the road toward Manassas and in full view of the enemy, who had halted on the ridges near Bristoe Station. In a short time afterward General Ewell, with Lawton's brigade, moved back through my line, which ran across the road, and directed me to remain in my position until orders should be sent back to me, directing me at the same time to move one or two regiments by flank with colors elevated, so as to present the appearance of the arrival of re-enforcements. This was done, and the enemy did not advance farther.
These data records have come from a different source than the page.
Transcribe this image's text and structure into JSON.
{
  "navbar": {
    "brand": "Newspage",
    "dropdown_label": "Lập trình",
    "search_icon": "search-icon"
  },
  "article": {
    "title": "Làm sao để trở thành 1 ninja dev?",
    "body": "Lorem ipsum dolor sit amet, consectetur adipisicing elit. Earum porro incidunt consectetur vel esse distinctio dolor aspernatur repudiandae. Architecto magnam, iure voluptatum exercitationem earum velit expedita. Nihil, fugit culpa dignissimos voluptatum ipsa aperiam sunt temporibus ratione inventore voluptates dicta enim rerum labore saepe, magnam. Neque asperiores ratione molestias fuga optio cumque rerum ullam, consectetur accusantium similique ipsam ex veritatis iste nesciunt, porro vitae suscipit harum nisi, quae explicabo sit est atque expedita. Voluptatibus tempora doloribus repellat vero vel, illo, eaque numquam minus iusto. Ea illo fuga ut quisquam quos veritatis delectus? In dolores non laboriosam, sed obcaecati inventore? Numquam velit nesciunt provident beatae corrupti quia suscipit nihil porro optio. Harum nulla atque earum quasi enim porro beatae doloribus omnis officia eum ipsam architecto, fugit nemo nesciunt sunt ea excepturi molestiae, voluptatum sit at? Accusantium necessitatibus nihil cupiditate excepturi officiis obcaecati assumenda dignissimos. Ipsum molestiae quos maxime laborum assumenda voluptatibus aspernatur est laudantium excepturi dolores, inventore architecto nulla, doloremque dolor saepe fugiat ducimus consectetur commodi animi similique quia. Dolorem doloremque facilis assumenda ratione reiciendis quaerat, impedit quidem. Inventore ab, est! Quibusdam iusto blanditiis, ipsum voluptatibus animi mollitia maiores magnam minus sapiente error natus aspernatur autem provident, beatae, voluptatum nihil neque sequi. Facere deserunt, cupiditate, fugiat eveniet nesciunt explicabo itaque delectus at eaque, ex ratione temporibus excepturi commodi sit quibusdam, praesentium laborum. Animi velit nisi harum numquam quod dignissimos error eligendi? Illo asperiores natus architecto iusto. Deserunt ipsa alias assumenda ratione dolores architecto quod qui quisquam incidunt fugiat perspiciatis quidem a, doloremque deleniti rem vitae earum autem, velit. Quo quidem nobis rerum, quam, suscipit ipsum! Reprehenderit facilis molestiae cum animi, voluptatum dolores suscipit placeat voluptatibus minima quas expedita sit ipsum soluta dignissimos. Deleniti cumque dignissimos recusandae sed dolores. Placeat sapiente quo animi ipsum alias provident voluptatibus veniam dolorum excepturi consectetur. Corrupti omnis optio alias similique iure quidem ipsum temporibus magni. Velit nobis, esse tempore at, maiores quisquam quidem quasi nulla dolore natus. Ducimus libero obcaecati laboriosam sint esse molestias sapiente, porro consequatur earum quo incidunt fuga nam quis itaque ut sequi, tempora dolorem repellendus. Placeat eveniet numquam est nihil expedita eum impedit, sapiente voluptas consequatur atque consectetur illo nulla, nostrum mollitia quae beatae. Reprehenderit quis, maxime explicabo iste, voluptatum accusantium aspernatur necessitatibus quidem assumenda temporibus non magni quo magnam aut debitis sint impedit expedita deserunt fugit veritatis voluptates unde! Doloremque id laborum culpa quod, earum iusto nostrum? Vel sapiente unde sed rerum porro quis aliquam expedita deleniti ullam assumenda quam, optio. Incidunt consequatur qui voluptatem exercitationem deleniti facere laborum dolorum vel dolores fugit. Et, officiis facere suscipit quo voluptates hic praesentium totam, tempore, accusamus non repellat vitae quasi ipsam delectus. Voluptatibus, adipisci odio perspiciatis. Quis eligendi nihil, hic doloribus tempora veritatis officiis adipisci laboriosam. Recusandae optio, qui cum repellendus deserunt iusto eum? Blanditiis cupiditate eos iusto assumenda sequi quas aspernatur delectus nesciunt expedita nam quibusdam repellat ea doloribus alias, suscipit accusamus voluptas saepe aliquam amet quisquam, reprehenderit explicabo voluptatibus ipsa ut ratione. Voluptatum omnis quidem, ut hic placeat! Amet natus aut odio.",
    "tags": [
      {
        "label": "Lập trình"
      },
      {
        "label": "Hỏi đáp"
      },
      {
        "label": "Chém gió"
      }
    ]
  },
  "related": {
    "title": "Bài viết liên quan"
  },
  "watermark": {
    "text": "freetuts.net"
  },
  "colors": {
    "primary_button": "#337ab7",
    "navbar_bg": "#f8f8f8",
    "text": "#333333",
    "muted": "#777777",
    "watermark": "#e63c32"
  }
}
Shortly after dusk, under orders from General Ewell, I moved to Manassas Junction.
Our loss was comparatively slight in this affair, and the men behaved admirably, withdrawing from under fire and moving back in excellent order.
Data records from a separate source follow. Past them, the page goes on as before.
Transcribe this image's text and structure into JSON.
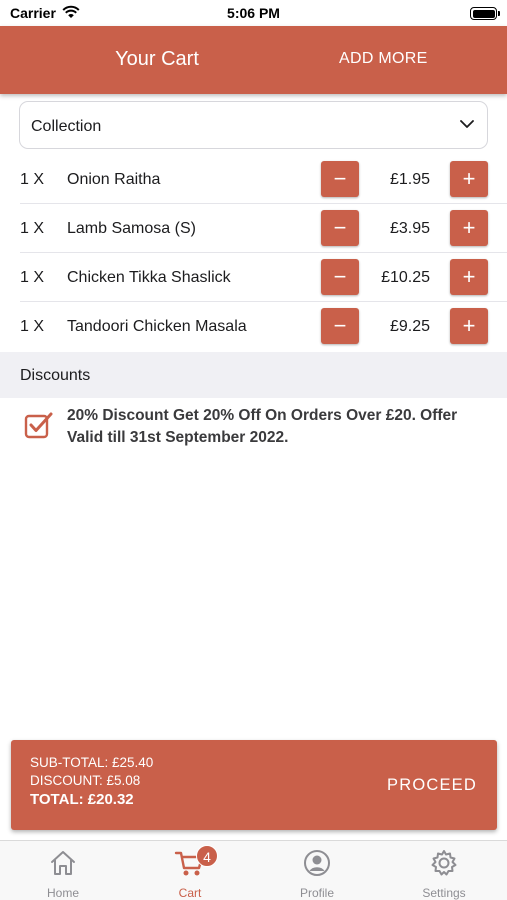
{
  "status_bar": {
    "carrier": "Carrier",
    "time": "5:06 PM"
  },
  "header": {
    "title": "Your Cart",
    "add_more_label": "ADD MORE"
  },
  "order_type": {
    "selected": "Collection"
  },
  "cart_items": [
    {
      "qty": "1 X",
      "name": "Onion Raitha",
      "price": "£1.95"
    },
    {
      "qty": "1 X",
      "name": "Lamb Samosa (S)",
      "price": "£3.95"
    },
    {
      "qty": "1 X",
      "name": "Chicken Tikka Shaslick",
      "price": "£10.25"
    },
    {
      "qty": "1 X",
      "name": "Tandoori Chicken Masala",
      "price": "£9.25"
    }
  ],
  "buttons": {
    "minus": "−",
    "plus": "+"
  },
  "discounts": {
    "header": "Discounts",
    "items": [
      {
        "checked": true,
        "text": "20% Discount Get 20% Off On Orders Over £20. Offer Valid till 31st September 2022."
      }
    ]
  },
  "summary": {
    "subtotal": "SUB-TOTAL: £25.40",
    "discount": "DISCOUNT: £5.08",
    "total": "TOTAL: £20.32",
    "proceed_label": "PROCEED"
  },
  "tabs": [
    {
      "label": "Home",
      "icon": "home-icon",
      "active": false
    },
    {
      "label": "Cart",
      "icon": "cart-icon",
      "active": true,
      "badge": "4"
    },
    {
      "label": "Profile",
      "icon": "profile-icon",
      "active": false
    },
    {
      "label": "Settings",
      "icon": "gear-icon",
      "active": false
    }
  ],
  "colors": {
    "accent": "#c9604a",
    "tab_inactive": "#8e8e93",
    "section_bg": "#f0f0f4"
  }
}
General Trimble having been detached from the division the night previous, his movements were under the immediate direction of General Jackson, and I am unable to furnish any account of them.
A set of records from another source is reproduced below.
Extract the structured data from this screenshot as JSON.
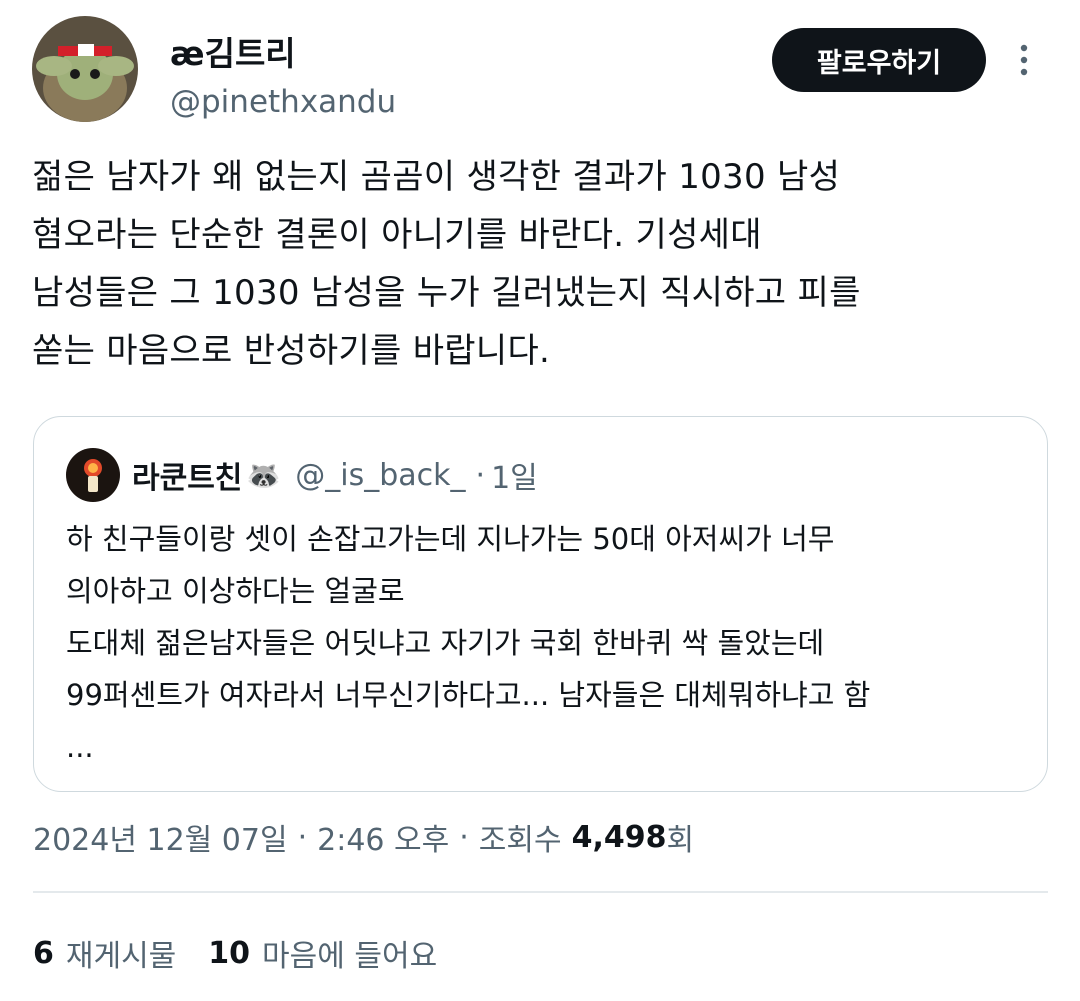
{
  "author": {
    "display_name": "æ김트리",
    "handle": "@pinethxandu"
  },
  "follow_button": {
    "label": "팔로우하기"
  },
  "tweet": {
    "text": "젊은 남자가 왜 없는지 곰곰이 생각한 결과가 1030 남성\n혐오라는 단순한 결론이 아니기를 바란다. 기성세대\n남성들은 그 1030 남성을 누가 길러냈는지 직시하고 피를\n쏟는 마음으로 반성하기를 바랍니다."
  },
  "quote": {
    "name": "라쿤트친",
    "emoji": "🦝",
    "handle": "@_is_back_",
    "dot": "·",
    "time": "1일",
    "text": "하 친구들이랑 셋이 손잡고가는데 지나가는 50대 아저씨가 너무\n의아하고 이상하다는 얼굴로\n도대체 젊은남자들은 어딧냐고 자기가 국회 한바퀴 싹 돌았는데\n99퍼센트가 여자라서 너무신기하다고... 남자들은 대체뭐하냐고 함\n..."
  },
  "meta": {
    "date": "2024년 12월 07일",
    "sep1": "·",
    "time": "2:46 오후",
    "sep2": "·",
    "views_label": "조회수",
    "views_count": "4,498",
    "views_suffix": "회"
  },
  "stats": {
    "reposts_count": "6",
    "reposts_label": "재게시물",
    "likes_count": "10",
    "likes_label": "마음에 들어요"
  },
  "icons": {
    "more": "more-vertical-icon"
  },
  "colors": {
    "primary_text": "#0f1419",
    "secondary_text": "#536471",
    "border": "#cfd9de",
    "button_bg": "#0f1419"
  }
}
THE THREE-DAYS' FIGHTING NEAR MANASSAS.
As soon as the troops of the division were supplied with provisions at Manassas, of which they stood in great need, they were moved in the direction of Centreville toward Bull Run, and the several brigades bivouacked separately between Manassas and Bull Run.
At dawn next morning my brigade, by direction of General Ewell, moved to the bridge at Blackburn's Ford, where it crossed and proceeded up to the stone bridge through the fields on the north side of Bull Run, followed by Trimble's brigade, again crossing there and proceeding along the Warrenton turnpike for a short distance, and then turning to the right through the fields near the old Carter house and Matthews' house, close to which the first battle of Manassas began. My brigade was marched across the road running from the stone house on the turnpike to Sudley Church, and formed in line in the woods north of that road. The other brigades were halted in the woods north of that road, Lawton's and Hays' brigades having missed their way and gone in the direction of Centreville, but having turned back on the Warrenton turnpike and come up with the others. After remaining in this position for some time the division was ordered to move under cover of the woods in the direction of Gainesville, following Jackson's division, commanded by Brigadier-General Taliaferro. My own brigade was the leading one of the division in this movement and followed Jackson's division, moving through the woods until we reached the track graded for a railroad, and thence along that to the point where it leaves the woods, not far from Groveton. We here turned to the right and were formed in line in the edge of a piece of woods, with the left resting on the railroad track and the right a short distance in rear of Starke's brigade, of Jackson's division. Hays' brigade was formed just behind my own, and Lawton's and Trimble's brigades were moved farther to the right by General Ewell, who accompanied them, and directed me to take command of my own and Hays' brigade.
I saw no more of General Ewell subsequent to this until after night, when I saw him wounded. I am unable to give the particulars of the operation of Lawton's and Trimble's brigades, but I am informed that they were placed in line by General Ewell on the right of Starke's brigade, and when the advance was made on the enemy as he moved down the turnpike late in the afternoon these two brigades were ordered forward by General Ewell and participated in the attack on the enemy, constituting the left of our line of attack, and crossing the railroad and